Instructions to follow: Select all lines in the records that include "purple".

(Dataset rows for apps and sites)
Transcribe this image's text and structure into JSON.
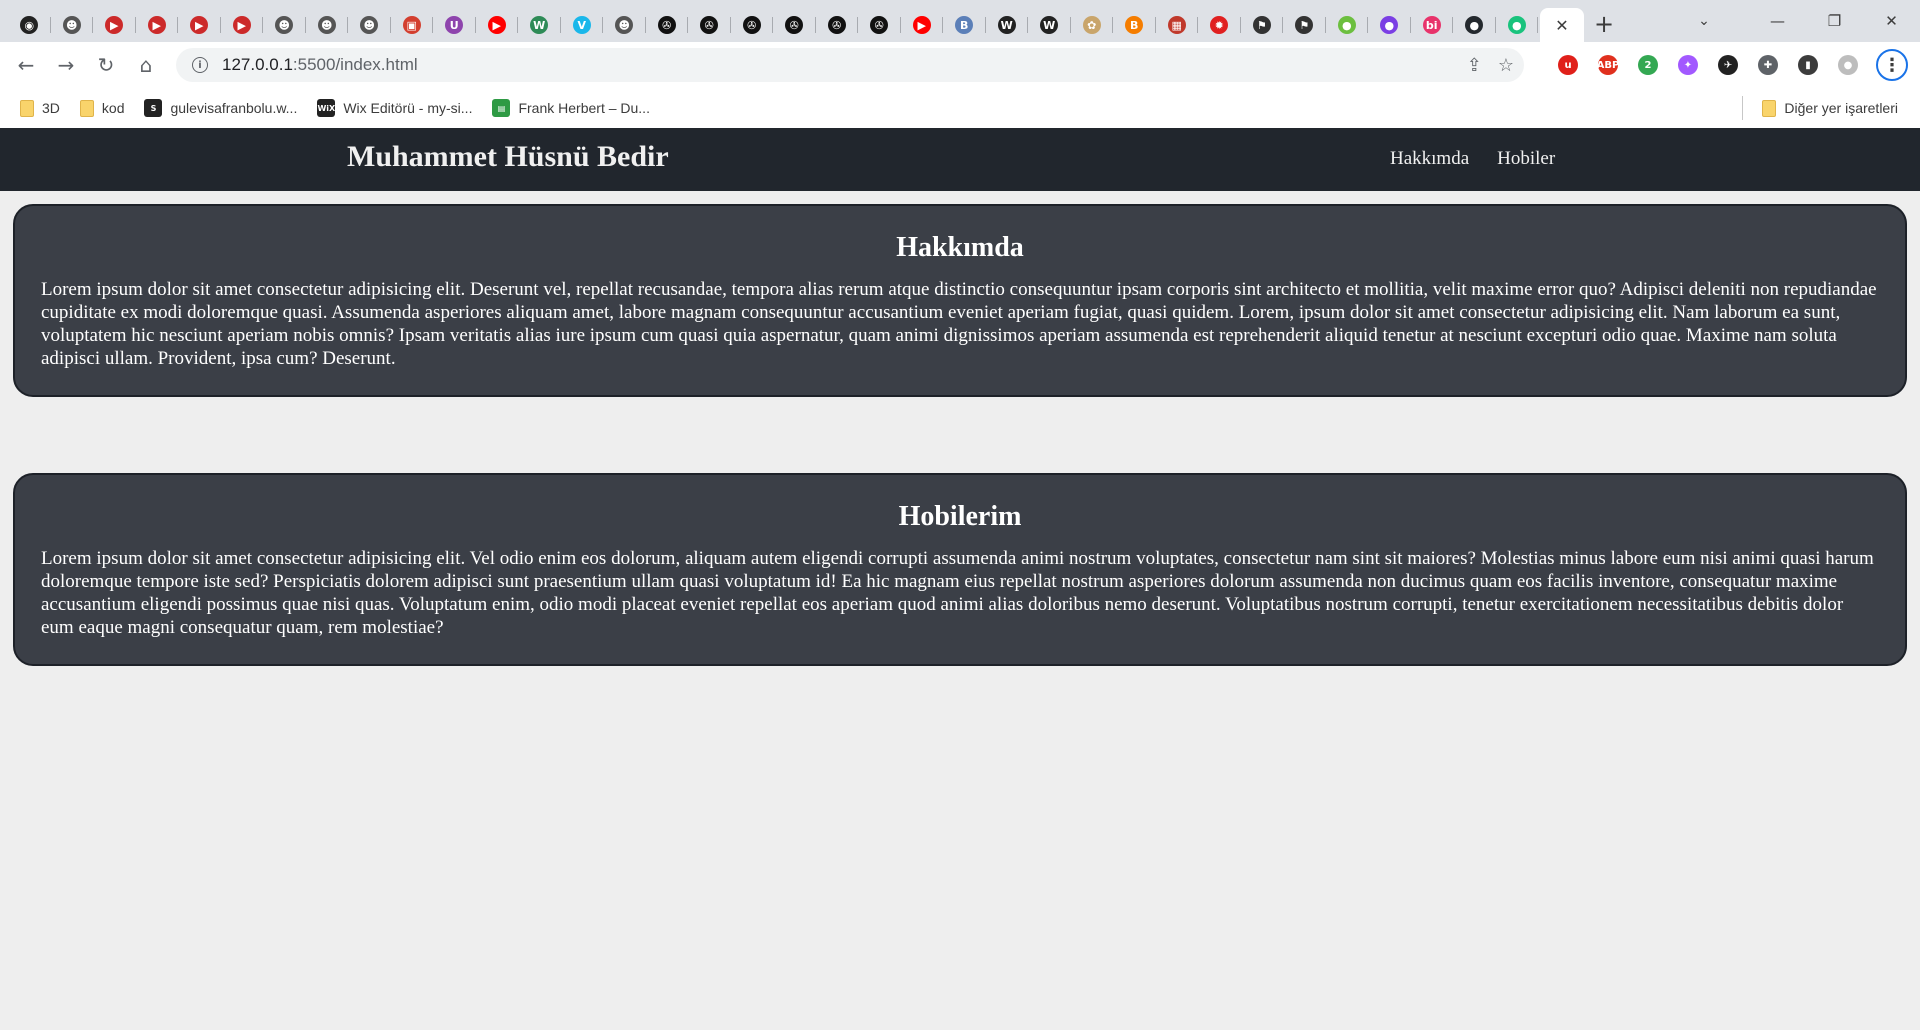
{
  "browser": {
    "pinned_tabs": [
      {
        "icon": "tiktok-like-icon",
        "color": "#222222",
        "glyph": "◉"
      },
      {
        "icon": "github-cat-icon",
        "color": "#555555",
        "glyph": "☻"
      },
      {
        "icon": "youtube-play-icon",
        "color": "#cc2a2a",
        "glyph": "▶"
      },
      {
        "icon": "youtube-play-icon",
        "color": "#cc2a2a",
        "glyph": "▶"
      },
      {
        "icon": "youtube-play-icon",
        "color": "#cc2a2a",
        "glyph": "▶"
      },
      {
        "icon": "youtube-play-icon",
        "color": "#cc2a2a",
        "glyph": "▶"
      },
      {
        "icon": "github-cat-icon",
        "color": "#555555",
        "glyph": "☻"
      },
      {
        "icon": "github-cat-icon",
        "color": "#555555",
        "glyph": "☻"
      },
      {
        "icon": "github-cat-icon",
        "color": "#555555",
        "glyph": "☻"
      },
      {
        "icon": "tv-icon",
        "color": "#d33f2f",
        "glyph": "▣"
      },
      {
        "icon": "purple-u-icon",
        "color": "#8e44ad",
        "glyph": "U"
      },
      {
        "icon": "youtube-icon",
        "color": "#ff0000",
        "glyph": "▶"
      },
      {
        "icon": "w-logo-icon",
        "color": "#2e8b57",
        "glyph": "W"
      },
      {
        "icon": "vimeo-icon",
        "color": "#1ab7ea",
        "glyph": "V"
      },
      {
        "icon": "github-cat-icon",
        "color": "#555555",
        "glyph": "☻"
      },
      {
        "icon": "film-reel-icon",
        "color": "#111111",
        "glyph": "✇"
      },
      {
        "icon": "film-reel-icon",
        "color": "#111111",
        "glyph": "✇"
      },
      {
        "icon": "film-reel-icon",
        "color": "#111111",
        "glyph": "✇"
      },
      {
        "icon": "film-reel-icon",
        "color": "#111111",
        "glyph": "✇"
      },
      {
        "icon": "film-reel-icon",
        "color": "#111111",
        "glyph": "✇"
      },
      {
        "icon": "film-reel-icon",
        "color": "#111111",
        "glyph": "✇"
      },
      {
        "icon": "youtube-icon",
        "color": "#ff0000",
        "glyph": "▶"
      },
      {
        "icon": "btk-logo-icon",
        "color": "#5b7fb8",
        "glyph": "B"
      },
      {
        "icon": "wix-logo-icon",
        "color": "#222222",
        "glyph": "W"
      },
      {
        "icon": "wix-logo-icon",
        "color": "#222222",
        "glyph": "W"
      },
      {
        "icon": "squirrel-icon",
        "color": "#c9a56b",
        "glyph": "✿"
      },
      {
        "icon": "blogger-icon",
        "color": "#f57d00",
        "glyph": "B"
      },
      {
        "icon": "calendar-icon",
        "color": "#c0392b",
        "glyph": "▦"
      },
      {
        "icon": "gear-red-icon",
        "color": "#e02020",
        "glyph": "✹"
      },
      {
        "icon": "flag-icon",
        "color": "#333333",
        "glyph": "⚑"
      },
      {
        "icon": "flag-icon",
        "color": "#333333",
        "glyph": "⚑"
      },
      {
        "icon": "drop-icon",
        "color": "#6cbf3f",
        "glyph": "●"
      },
      {
        "icon": "planet-icon",
        "color": "#7b3fe4",
        "glyph": "●"
      },
      {
        "icon": "bi-logo-icon",
        "color": "#e8336b",
        "glyph": "bi"
      },
      {
        "icon": "github-icon",
        "color": "#24292e",
        "glyph": "●"
      },
      {
        "icon": "chatgpt-icon",
        "color": "#19c37d",
        "glyph": "●"
      }
    ],
    "active_tab_close": "✕",
    "new_tab": "+",
    "tab_search": "⌄",
    "window_controls": {
      "minimize": "—",
      "maximize": "❐",
      "close": "✕"
    },
    "toolbar": {
      "back": "←",
      "forward": "→",
      "reload": "↻",
      "home": "⌂"
    },
    "address": {
      "host": "127.0.0.1",
      "path": ":5500/index.html",
      "info": "i"
    },
    "omnibox_actions": {
      "share": "⇪",
      "star": "☆"
    },
    "extensions": [
      {
        "icon": "ublock-icon",
        "color": "#e0201a",
        "glyph": "u"
      },
      {
        "icon": "adblock-plus-icon",
        "color": "#e0301e",
        "glyph": "ABP"
      },
      {
        "icon": "extension-badge-icon",
        "color": "#34a853",
        "glyph": "2"
      },
      {
        "icon": "purple-feather-icon",
        "color": "#a259ff",
        "glyph": "✦"
      },
      {
        "icon": "bird-icon",
        "color": "#222222",
        "glyph": "✈"
      },
      {
        "icon": "puzzle-icon",
        "color": "#5f6368",
        "glyph": "✚"
      },
      {
        "icon": "side-panel-icon",
        "color": "#3c3c3c",
        "glyph": "▮"
      },
      {
        "icon": "profile-avatar-icon",
        "color": "#bdbdbd",
        "glyph": "●"
      }
    ],
    "menu": "⋮",
    "bookmarks": [
      {
        "label": "3D",
        "type": "folder"
      },
      {
        "label": "kod",
        "type": "folder"
      },
      {
        "label": "gulevisafranbolu.w...",
        "type": "site",
        "icon": "s-logo-icon",
        "color": "#222222",
        "glyph": "S"
      },
      {
        "label": "Wix Editörü - my-si...",
        "type": "site",
        "icon": "wix-logo-icon",
        "color": "#222222",
        "glyph": "WiX"
      },
      {
        "label": "Frank Herbert – Du...",
        "type": "site",
        "icon": "book-icon",
        "color": "#2e9a44",
        "glyph": "▤"
      }
    ],
    "other_bookmarks": "Diğer yer işaretleri"
  },
  "page": {
    "site_title": "Muhammet Hüsnü Bedir",
    "nav": [
      {
        "label": "Hakkımda"
      },
      {
        "label": "Hobiler"
      }
    ],
    "sections": [
      {
        "heading": "Hakkımda",
        "body": "Lorem ipsum dolor sit amet consectetur adipisicing elit. Deserunt vel, repellat recusandae, tempora alias rerum atque distinctio consequuntur ipsam corporis sint architecto et mollitia, velit maxime error quo? Adipisci deleniti non repudiandae cupiditate ex modi doloremque quasi. Assumenda asperiores aliquam amet, labore magnam consequuntur accusantium eveniet aperiam fugiat, quasi quidem. Lorem, ipsum dolor sit amet consectetur adipisicing elit. Nam laborum ea sunt, voluptatem hic nesciunt aperiam nobis omnis? Ipsam veritatis alias iure ipsum cum quasi quia aspernatur, quam animi dignissimos aperiam assumenda est reprehenderit aliquid tenetur at nesciunt excepturi odio quae. Maxime nam soluta adipisci ullam. Provident, ipsa cum? Deserunt."
      },
      {
        "heading": "Hobilerim",
        "body": "Lorem ipsum dolor sit amet consectetur adipisicing elit. Vel odio enim eos dolorum, aliquam autem eligendi corrupti assumenda animi nostrum voluptates, consectetur nam sint sit maiores? Molestias minus labore eum nisi animi quasi harum doloremque tempore iste sed? Perspiciatis dolorem adipisci sunt praesentium ullam quasi voluptatum id! Ea hic magnam eius repellat nostrum asperiores dolorum assumenda non ducimus quam eos facilis inventore, consequatur maxime accusantium eligendi possimus quae nisi quas. Voluptatum enim, odio modi placeat eveniet repellat eos aperiam quod animi alias doloribus nemo deserunt. Voluptatibus nostrum corrupti, tenetur exercitationem necessitatibus debitis dolor eum eaque magni consequatur quam, rem molestiae?"
      }
    ],
    "colors": {
      "header_bg": "#21262d",
      "card_bg": "#3b3f47",
      "page_bg": "#eeeeee",
      "text": "#ffffff"
    }
  }
}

Result:
        "icon": "purple-u-icon",
        "icon": "purple-feather-icon",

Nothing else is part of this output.